◆ **Data under study**
....................
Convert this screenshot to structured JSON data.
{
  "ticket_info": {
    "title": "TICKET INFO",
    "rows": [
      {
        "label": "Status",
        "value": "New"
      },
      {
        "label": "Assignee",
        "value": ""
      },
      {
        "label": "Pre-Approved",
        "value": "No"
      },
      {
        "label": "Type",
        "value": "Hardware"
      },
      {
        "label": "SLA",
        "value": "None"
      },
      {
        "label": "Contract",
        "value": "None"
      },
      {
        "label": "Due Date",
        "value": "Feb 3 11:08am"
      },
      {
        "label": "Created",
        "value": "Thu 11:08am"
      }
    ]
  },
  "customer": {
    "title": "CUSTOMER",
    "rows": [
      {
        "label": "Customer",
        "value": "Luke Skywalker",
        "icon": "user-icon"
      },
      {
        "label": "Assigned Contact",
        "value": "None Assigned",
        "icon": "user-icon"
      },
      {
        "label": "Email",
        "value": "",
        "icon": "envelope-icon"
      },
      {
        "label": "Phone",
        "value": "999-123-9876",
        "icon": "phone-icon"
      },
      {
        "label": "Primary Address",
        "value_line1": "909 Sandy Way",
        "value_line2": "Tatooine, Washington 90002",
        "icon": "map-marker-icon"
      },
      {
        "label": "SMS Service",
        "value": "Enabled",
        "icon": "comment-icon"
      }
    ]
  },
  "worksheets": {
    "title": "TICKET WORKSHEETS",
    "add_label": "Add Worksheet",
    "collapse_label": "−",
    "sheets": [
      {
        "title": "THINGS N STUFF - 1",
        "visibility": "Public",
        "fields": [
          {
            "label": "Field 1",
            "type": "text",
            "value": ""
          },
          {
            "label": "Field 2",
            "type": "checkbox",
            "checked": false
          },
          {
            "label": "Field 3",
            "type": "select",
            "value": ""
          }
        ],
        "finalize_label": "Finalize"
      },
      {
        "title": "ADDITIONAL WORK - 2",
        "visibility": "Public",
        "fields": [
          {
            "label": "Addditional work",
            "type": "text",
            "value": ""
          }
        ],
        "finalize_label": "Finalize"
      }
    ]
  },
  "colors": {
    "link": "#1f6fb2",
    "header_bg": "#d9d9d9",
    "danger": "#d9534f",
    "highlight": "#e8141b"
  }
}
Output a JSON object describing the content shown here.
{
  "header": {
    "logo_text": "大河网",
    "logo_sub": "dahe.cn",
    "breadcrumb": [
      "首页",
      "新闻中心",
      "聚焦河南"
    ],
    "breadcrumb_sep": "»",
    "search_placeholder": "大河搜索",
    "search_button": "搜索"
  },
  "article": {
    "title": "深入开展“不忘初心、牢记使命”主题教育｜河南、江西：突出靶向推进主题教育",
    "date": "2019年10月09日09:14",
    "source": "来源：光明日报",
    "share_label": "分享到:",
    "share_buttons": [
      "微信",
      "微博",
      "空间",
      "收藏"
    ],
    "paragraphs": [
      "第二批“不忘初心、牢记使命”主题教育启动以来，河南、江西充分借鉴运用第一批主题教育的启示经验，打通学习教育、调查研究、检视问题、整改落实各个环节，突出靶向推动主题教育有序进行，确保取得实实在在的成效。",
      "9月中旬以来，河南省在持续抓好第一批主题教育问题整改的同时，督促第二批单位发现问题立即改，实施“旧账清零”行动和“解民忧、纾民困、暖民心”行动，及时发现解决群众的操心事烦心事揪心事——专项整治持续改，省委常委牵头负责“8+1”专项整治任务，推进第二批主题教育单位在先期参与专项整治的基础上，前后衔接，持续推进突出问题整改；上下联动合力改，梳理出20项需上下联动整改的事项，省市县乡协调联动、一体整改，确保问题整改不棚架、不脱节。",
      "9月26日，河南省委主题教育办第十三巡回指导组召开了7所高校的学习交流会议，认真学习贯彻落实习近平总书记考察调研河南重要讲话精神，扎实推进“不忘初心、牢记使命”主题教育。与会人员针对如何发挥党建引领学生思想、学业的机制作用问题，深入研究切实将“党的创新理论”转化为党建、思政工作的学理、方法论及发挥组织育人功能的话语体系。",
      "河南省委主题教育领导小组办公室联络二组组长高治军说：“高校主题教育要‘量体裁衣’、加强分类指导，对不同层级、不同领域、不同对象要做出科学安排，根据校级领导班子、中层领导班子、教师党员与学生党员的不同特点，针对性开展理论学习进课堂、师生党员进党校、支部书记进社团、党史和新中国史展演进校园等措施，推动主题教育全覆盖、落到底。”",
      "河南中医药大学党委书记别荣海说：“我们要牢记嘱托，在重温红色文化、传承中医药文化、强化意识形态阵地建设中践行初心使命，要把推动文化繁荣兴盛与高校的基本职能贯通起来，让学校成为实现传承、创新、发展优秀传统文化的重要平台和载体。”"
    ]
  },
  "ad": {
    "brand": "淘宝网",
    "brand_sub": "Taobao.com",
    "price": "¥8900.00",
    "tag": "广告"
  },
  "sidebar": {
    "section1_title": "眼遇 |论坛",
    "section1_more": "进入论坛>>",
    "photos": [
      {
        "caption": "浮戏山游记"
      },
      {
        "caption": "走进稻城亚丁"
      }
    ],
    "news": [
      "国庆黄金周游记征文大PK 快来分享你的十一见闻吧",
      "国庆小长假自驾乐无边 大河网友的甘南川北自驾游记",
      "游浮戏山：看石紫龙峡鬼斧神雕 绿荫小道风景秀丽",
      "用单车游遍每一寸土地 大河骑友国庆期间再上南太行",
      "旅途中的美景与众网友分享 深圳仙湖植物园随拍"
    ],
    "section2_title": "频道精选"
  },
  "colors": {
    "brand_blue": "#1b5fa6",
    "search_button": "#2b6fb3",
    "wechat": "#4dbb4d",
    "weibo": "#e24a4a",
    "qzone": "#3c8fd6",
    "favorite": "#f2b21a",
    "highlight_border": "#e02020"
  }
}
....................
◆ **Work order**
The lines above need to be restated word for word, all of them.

◆ **Result of this exercise**
Convert this screenshot to structured JSON data.
{
  "ticket_info": {
    "title": "TICKET INFO",
    "rows": [
      {
        "label": "Status",
        "value": "New"
      },
      {
        "label": "Assignee",
        "value": ""
      },
      {
        "label": "Pre-Approved",
        "value": "No"
      },
      {
        "label": "Type",
        "value": "Hardware"
      },
      {
        "label": "SLA",
        "value": "None"
      },
      {
        "label": "Contract",
        "value": "None"
      },
      {
        "label": "Due Date",
        "value": "Feb 3 11:08am"
      },
      {
        "label": "Created",
        "value": "Thu 11:08am"
      }
    ]
  },
  "customer": {
    "title": "CUSTOMER",
    "rows": [
      {
        "label": "Customer",
        "value": "Luke Skywalker",
        "icon": "user-icon"
      },
      {
        "label": "Assigned Contact",
        "value": "None Assigned",
        "icon": "user-icon"
      },
      {
        "label": "Email",
        "value": "",
        "icon": "envelope-icon"
      },
      {
        "label": "Phone",
        "value": "999-123-9876",
        "icon": "phone-icon"
      },
      {
        "label": "Primary Address",
        "value_line1": "909 Sandy Way",
        "value_line2": "Tatooine, Washington 90002",
        "icon": "map-marker-icon"
      },
      {
        "label": "SMS Service",
        "value": "Enabled",
        "icon": "comment-icon"
      }
    ]
  },
  "worksheets": {
    "title": "TICKET WORKSHEETS",
    "add_label": "Add Worksheet",
    "collapse_label": "−",
    "sheets": [
      {
        "title": "THINGS N STUFF - 1",
        "visibility": "Public",
        "fields": [
          {
            "label": "Field 1",
            "type": "text",
            "value": ""
          },
          {
            "label": "Field 2",
            "type": "checkbox",
            "checked": false
          },
          {
            "label": "Field 3",
            "type": "select",
            "value": ""
          }
        ],
        "finalize_label": "Finalize"
      },
      {
        "title": "ADDITIONAL WORK - 2",
        "visibility": "Public",
        "fields": [
          {
            "label": "Addditional work",
            "type": "text",
            "value": ""
          }
        ],
        "finalize_label": "Finalize"
      }
    ]
  },
  "colors": {
    "link": "#1f6fb2",
    "header_bg": "#d9d9d9",
    "danger": "#d9534f",
    "highlight": "#e8141b"
  }
}
Output a JSON object describing the content shown here.
{
  "header": {
    "logo_text": "大河网",
    "logo_sub": "dahe.cn",
    "breadcrumb": [
      "首页",
      "新闻中心",
      "聚焦河南"
    ],
    "breadcrumb_sep": "»",
    "search_placeholder": "大河搜索",
    "search_button": "搜索"
  },
  "article": {
    "title": "深入开展“不忘初心、牢记使命”主题教育｜河南、江西：突出靶向推进主题教育",
    "date": "2019年10月09日09:14",
    "source": "来源：光明日报",
    "share_label": "分享到:",
    "share_buttons": [
      "微信",
      "微博",
      "空间",
      "收藏"
    ],
    "paragraphs": [
      "第二批“不忘初心、牢记使命”主题教育启动以来，河南、江西充分借鉴运用第一批主题教育的启示经验，打通学习教育、调查研究、检视问题、整改落实各个环节，突出靶向推动主题教育有序进行，确保取得实实在在的成效。",
      "9月中旬以来，河南省在持续抓好第一批主题教育问题整改的同时，督促第二批单位发现问题立即改，实施“旧账清零”行动和“解民忧、纾民困、暖民心”行动，及时发现解决群众的操心事烦心事揪心事——专项整治持续改，省委常委牵头负责“8+1”专项整治任务，推进第二批主题教育单位在先期参与专项整治的基础上，前后衔接，持续推进突出问题整改；上下联动合力改，梳理出20项需上下联动整改的事项，省市县乡协调联动、一体整改，确保问题整改不棚架、不脱节。",
      "9月26日，河南省委主题教育办第十三巡回指导组召开了7所高校的学习交流会议，认真学习贯彻落实习近平总书记考察调研河南重要讲话精神，扎实推进“不忘初心、牢记使命”主题教育。与会人员针对如何发挥党建引领学生思想、学业的机制作用问题，深入研究切实将“党的创新理论”转化为党建、思政工作的学理、方法论及发挥组织育人功能的话语体系。",
      "河南省委主题教育领导小组办公室联络二组组长高治军说：“高校主题教育要‘量体裁衣’、加强分类指导，对不同层级、不同领域、不同对象要做出科学安排，根据校级领导班子、中层领导班子、教师党员与学生党员的不同特点，针对性开展理论学习进课堂、师生党员进党校、支部书记进社团、党史和新中国史展演进校园等措施，推动主题教育全覆盖、落到底。”",
      "河南中医药大学党委书记别荣海说：“我们要牢记嘱托，在重温红色文化、传承中医药文化、强化意识形态阵地建设中践行初心使命，要把推动文化繁荣兴盛与高校的基本职能贯通起来，让学校成为实现传承、创新、发展优秀传统文化的重要平台和载体。”"
    ]
  },
  "ad": {
    "brand": "淘宝网",
    "brand_sub": "Taobao.com",
    "price": "¥8900.00",
    "tag": "广告"
  },
  "sidebar": {
    "section1_title": "眼遇 |论坛",
    "section1_more": "进入论坛>>",
    "photos": [
      {
        "caption": "浮戏山游记"
      },
      {
        "caption": "走进稻城亚丁"
      }
    ],
    "news": [
      "国庆黄金周游记征文大PK 快来分享你的十一见闻吧",
      "国庆小长假自驾乐无边 大河网友的甘南川北自驾游记",
      "游浮戏山：看石紫龙峡鬼斧神雕 绿荫小道风景秀丽",
      "用单车游遍每一寸土地 大河骑友国庆期间再上南太行",
      "旅途中的美景与众网友分享 深圳仙湖植物园随拍"
    ],
    "section2_title": "频道精选"
  },
  "colors": {
    "brand_blue": "#1b5fa6",
    "search_button": "#2b6fb3",
    "wechat": "#4dbb4d",
    "weibo": "#e24a4a",
    "qzone": "#3c8fd6",
    "favorite": "#f2b21a",
    "highlight_border": "#e02020"
  }
}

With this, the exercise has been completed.